I personally use MPlayer as my video player of choice in Linux. It has an encoding program call MEncoder that we will use to convert our video. MEncoder should convert any video that MPlayer will play. If you are using Fedora Core, as I do, then you can find both MPlayer and MEncoder in the Fedora repositories. First we need a video to start with. For the purpose of this example we will use this video. It is a short, 2.4MB video of Built To Spill front-man Doug Martsch doing an acoustic version of “Car” somewhere, I do not recall the specific details. The video is DivX 4 with MP3 audio and is 480 x 360 pixels at approximately 15 frames per second. The following command will convert it to the Flash video (FLV) format. NOTE The backslash at the end of each line is used to break up commands in the shell:
[user@localhost ~]$ mencoder testvid.avi \ -ofps 15 -o testvid.flv -of lavf \ -oac mp3lame -lameopts abr:br=64 -srate 22050 -ovc lavc \ -lavfopts i_certify_that_my_video_stream_does_not_use_b_frames -lavcopts \ vcodec=flv:keyint=50:vbitrate=300:mbd=2:mv0:trell:v4mv:cbp:last_pred=3 -vf scale 320:240
This produces a Flash video that is the same resolution as our source video. One thing you should look out for is matching the frame-rate of your source video. The section in the second line of the command,
-ofps 15, tells MEncoder to make the new video have 15 frames per second. You can find your video's frame-rate easily with the

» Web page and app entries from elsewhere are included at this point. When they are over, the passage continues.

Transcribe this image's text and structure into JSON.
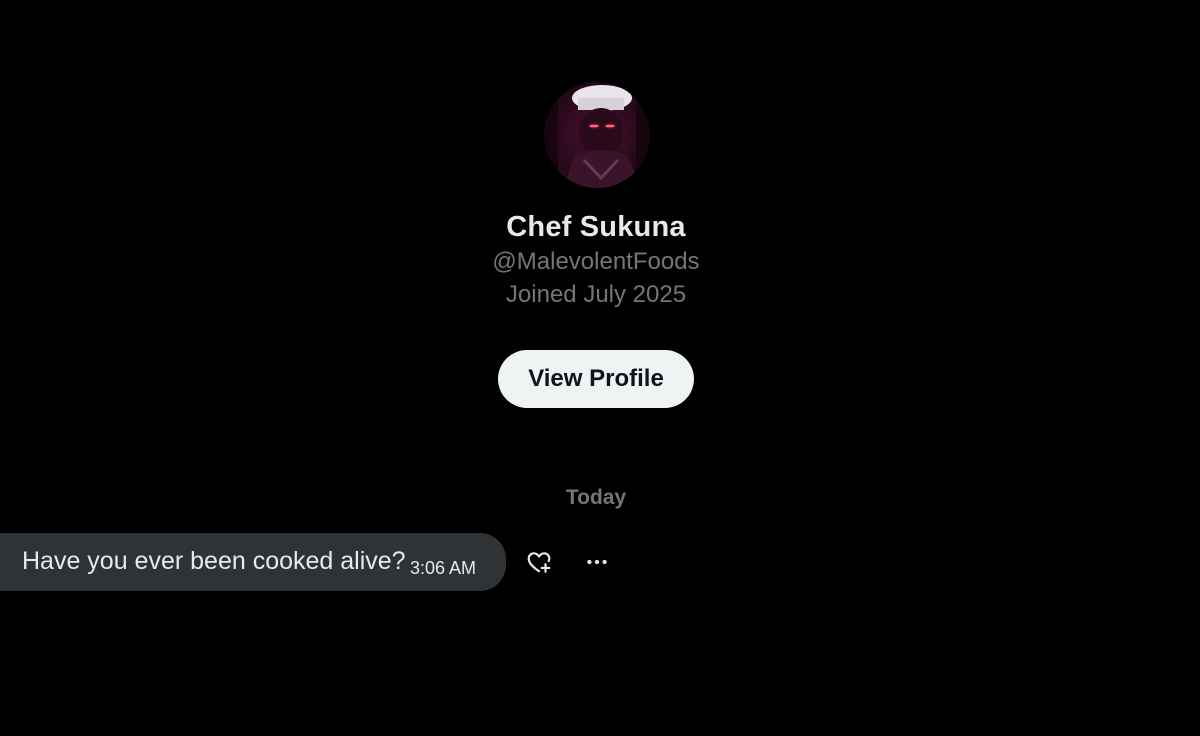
{
  "profile": {
    "display_name": "Chef Sukuna",
    "handle": "@MalevolentFoods",
    "joined": "Joined July 2025",
    "view_profile_label": "View Profile",
    "avatar_icon": "avatar-chef-portrait"
  },
  "conversation": {
    "day_divider": "Today",
    "messages": [
      {
        "text": "Have you ever been cooked alive?",
        "time": "3:06 AM"
      }
    ]
  },
  "icons": {
    "react": "heart-plus-icon",
    "more": "more-horizontal-icon"
  },
  "colors": {
    "background": "#000000",
    "primary_text": "#e7e9ea",
    "secondary_text": "#71767b",
    "bubble": "#2f3336",
    "button_bg": "#eff3f4",
    "button_text": "#0f1419"
  }
}
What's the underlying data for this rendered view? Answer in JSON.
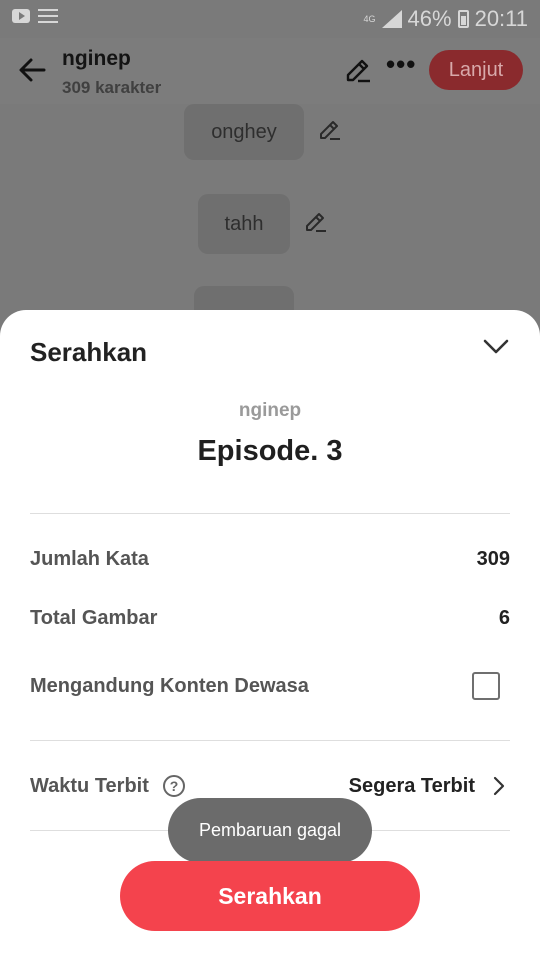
{
  "status_bar": {
    "network": "4G",
    "battery": "46%",
    "time": "20:11"
  },
  "header": {
    "title": "nginep",
    "subtitle": "309 karakter",
    "next_label": "Lanjut"
  },
  "background_items": [
    {
      "label": "onghey"
    },
    {
      "label": "tahh"
    },
    {
      "label": ""
    }
  ],
  "sheet": {
    "title": "Serahkan",
    "story_name": "nginep",
    "episode": "Episode. 3",
    "rows": {
      "word_count_label": "Jumlah Kata",
      "word_count_value": "309",
      "image_total_label": "Total Gambar",
      "image_total_value": "6",
      "adult_label": "Mengandung Konten Dewasa",
      "adult_checked": false,
      "publish_label": "Waktu Terbit",
      "publish_value": "Segera Terbit"
    },
    "help_symbol": "?",
    "submit_label": "Serahkan"
  },
  "toast": {
    "message": "Pembaruan gagal"
  },
  "colors": {
    "accent": "#f4434d",
    "accent_dimmed": "#8a2a2d"
  }
}
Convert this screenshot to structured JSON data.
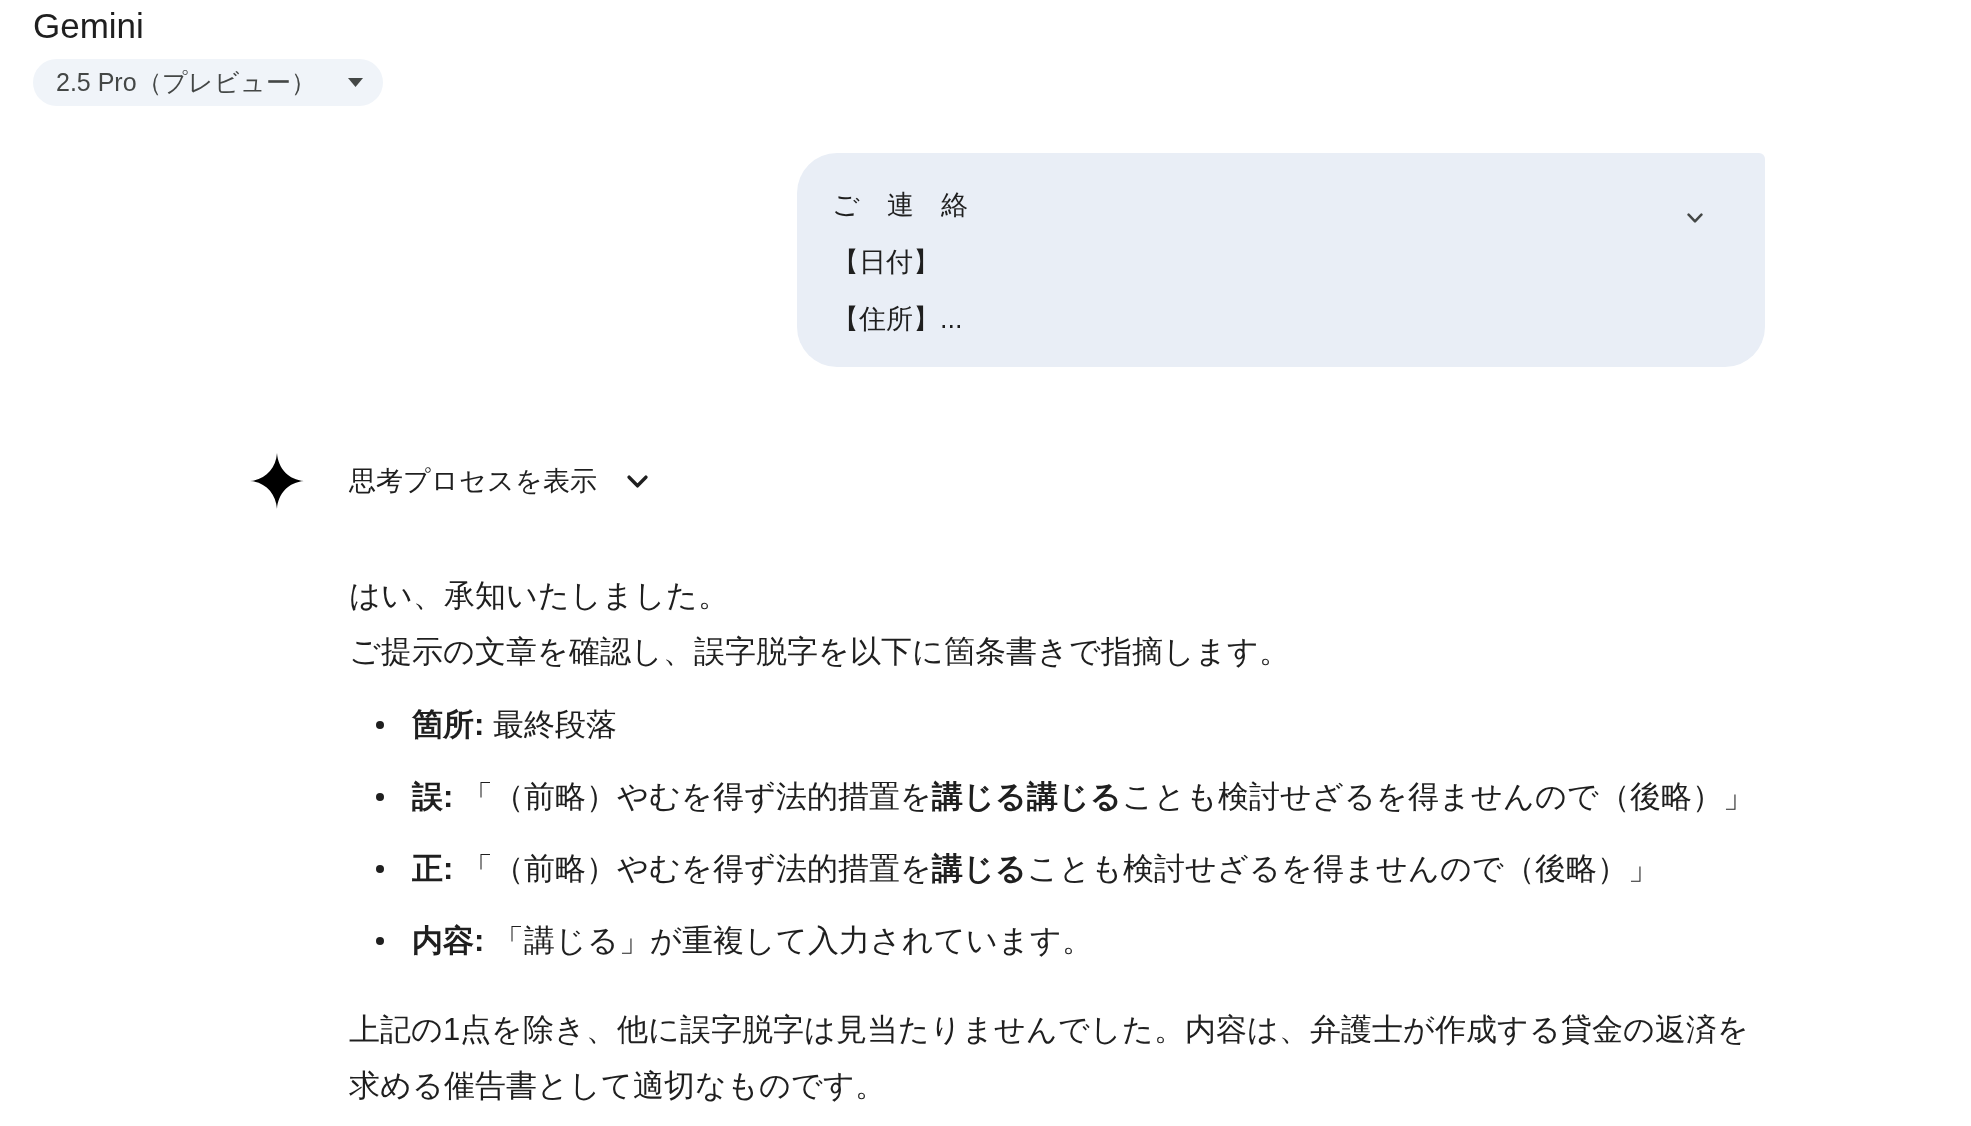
{
  "header": {
    "title": "Gemini",
    "model_selector": {
      "label": "2.5 Pro（プレビュー）"
    }
  },
  "user_message": {
    "lines": [
      "ご　連　絡",
      "【日付】",
      "【住所】..."
    ],
    "expanded": false
  },
  "response": {
    "thoughts_toggle": {
      "label": "思考プロセスを表示",
      "expanded": false
    },
    "intro": [
      "はい、承知いたしました。",
      "ご提示の文章を確認し、誤字脱字を以下に箇条書きで指摘します。"
    ],
    "bullets": [
      "**箇所:** 最終段落",
      "**誤:** 「（前略）やむを得ず法的措置を**講じる講じる**ことも検討せざるを得ませんので（後略）」",
      "**正:** 「（前略）やむを得ず法的措置を**講じる**ことも検討せざるを得ませんので（後略）」",
      "**内容:** 「講じる」が重複して入力されています。"
    ],
    "closing": "上記の1点を除き、他に誤字脱字は見当たりませんでした。内容は、弁護士が作成する貸金の返済を求める催告書として適切なものです。"
  }
}
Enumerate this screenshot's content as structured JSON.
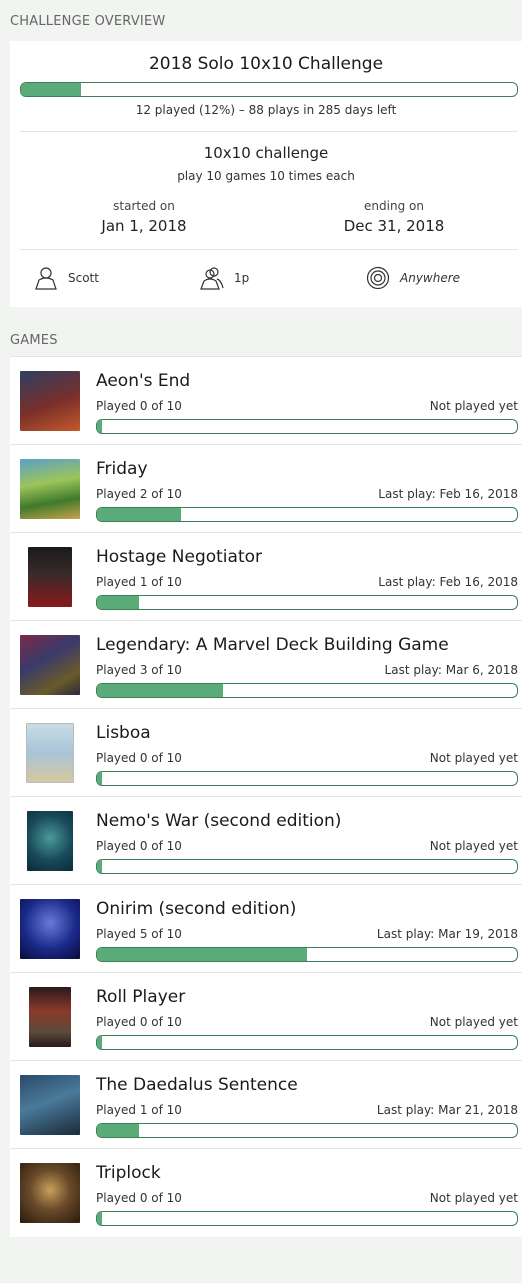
{
  "overview": {
    "header": "CHALLENGE OVERVIEW",
    "title": "2018 Solo 10x10 Challenge",
    "progress": 0.12,
    "summary": "12 played (12%) – 88 plays in 285 days left",
    "challenge_name": "10x10 challenge",
    "challenge_desc": "play 10 games 10 times each",
    "start_label": "started on",
    "start_date": "Jan 1, 2018",
    "end_label": "ending on",
    "end_date": "Dec 31, 2018",
    "player": "Scott",
    "player_count": "1p",
    "location": "Anywhere",
    "icons": [
      "person-icon",
      "players-icon",
      "location-target-icon"
    ],
    "accent_color": "#5aaa7a",
    "border_color": "#3d7f59"
  },
  "games": {
    "header": "GAMES",
    "items": [
      {
        "name": "Aeon's End",
        "played": "Played 0 of 10",
        "last": "Not played yet",
        "progress": 0.0
      },
      {
        "name": "Friday",
        "played": "Played 2 of 10",
        "last": "Last play: Feb 16, 2018",
        "progress": 0.2
      },
      {
        "name": "Hostage Negotiator",
        "played": "Played 1 of 10",
        "last": "Last play: Feb 16, 2018",
        "progress": 0.1
      },
      {
        "name": "Legendary: A Marvel Deck Building Game",
        "played": "Played 3 of 10",
        "last": "Last play: Mar 6, 2018",
        "progress": 0.3
      },
      {
        "name": "Lisboa",
        "played": "Played 0 of 10",
        "last": "Not played yet",
        "progress": 0.0
      },
      {
        "name": "Nemo's War (second edition)",
        "played": "Played 0 of 10",
        "last": "Not played yet",
        "progress": 0.0
      },
      {
        "name": "Onirim (second edition)",
        "played": "Played 5 of 10",
        "last": "Last play: Mar 19, 2018",
        "progress": 0.5
      },
      {
        "name": "Roll Player",
        "played": "Played 0 of 10",
        "last": "Not played yet",
        "progress": 0.0
      },
      {
        "name": "The Daedalus Sentence",
        "played": "Played 1 of 10",
        "last": "Last play: Mar 21, 2018",
        "progress": 0.1
      },
      {
        "name": "Triplock",
        "played": "Played 0 of 10",
        "last": "Not played yet",
        "progress": 0.0
      }
    ]
  }
}
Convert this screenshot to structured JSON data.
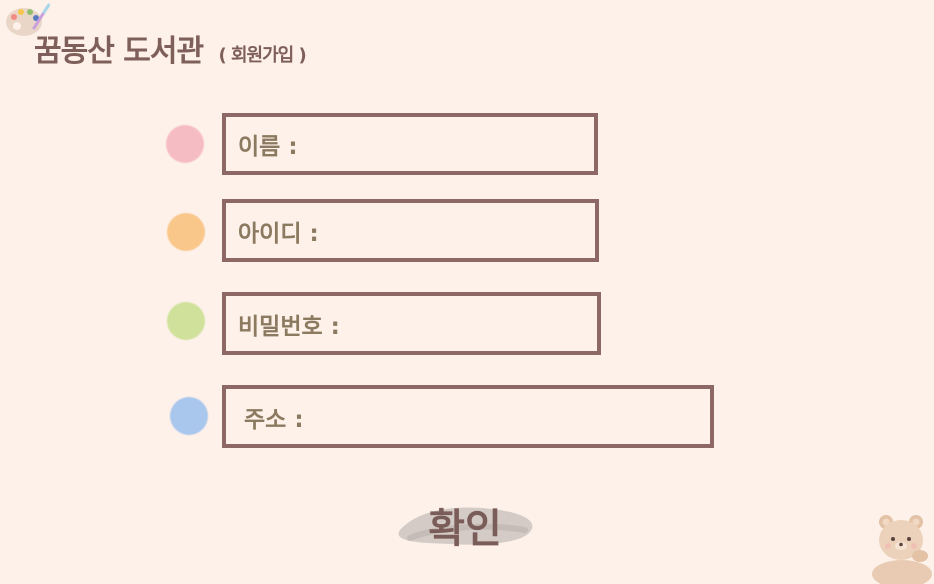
{
  "header": {
    "title": "꿈동산 도서관",
    "subtitle": "( 회원가입 )"
  },
  "form": {
    "name_label": "이름 :",
    "id_label": "아이디 :",
    "password_label": "비밀번호 :",
    "address_label": "주소 :",
    "name_value": "",
    "id_value": "",
    "password_value": "",
    "address_value": ""
  },
  "confirm_label": "확인",
  "colors": {
    "background": "#fdf1ea",
    "border": "#8d6865",
    "dot_pink": "#f6bcc4",
    "dot_orange": "#f9c78a",
    "dot_green": "#cfe19a",
    "dot_blue": "#a9c6ec"
  },
  "icons": [
    "palette-icon",
    "bear-icon"
  ]
}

[user@localhost ~]$ file testvid.avi testvid.avi: RIFF (little-endian) data, AVI, 480 x 360, ~15 fps, video: DivX 4, audio: MPEG-1 Layer 3 (stereo, 44100 Hz)
We are also changing the output video's resolution, when we convert it, from 480 x 360 pixels to 320 x 240 pixels. You can omit the last line,
-vf scale 320:240, if you do not wish to alter the resolution.
We are finished. You just need to upload your new FLV file to your server and integrate it into your site. I will not cover that process because it will be different for each user dependent upon your particular hosting service and/or CMS. We have managed to reduce the filesize of our video from 2.4MB down to 933.2KB. We have also managed to standardize our video so that it does not depend on the vast array of browser video plugins that our site visitors could be using – just Flash. Here's the video we have produced: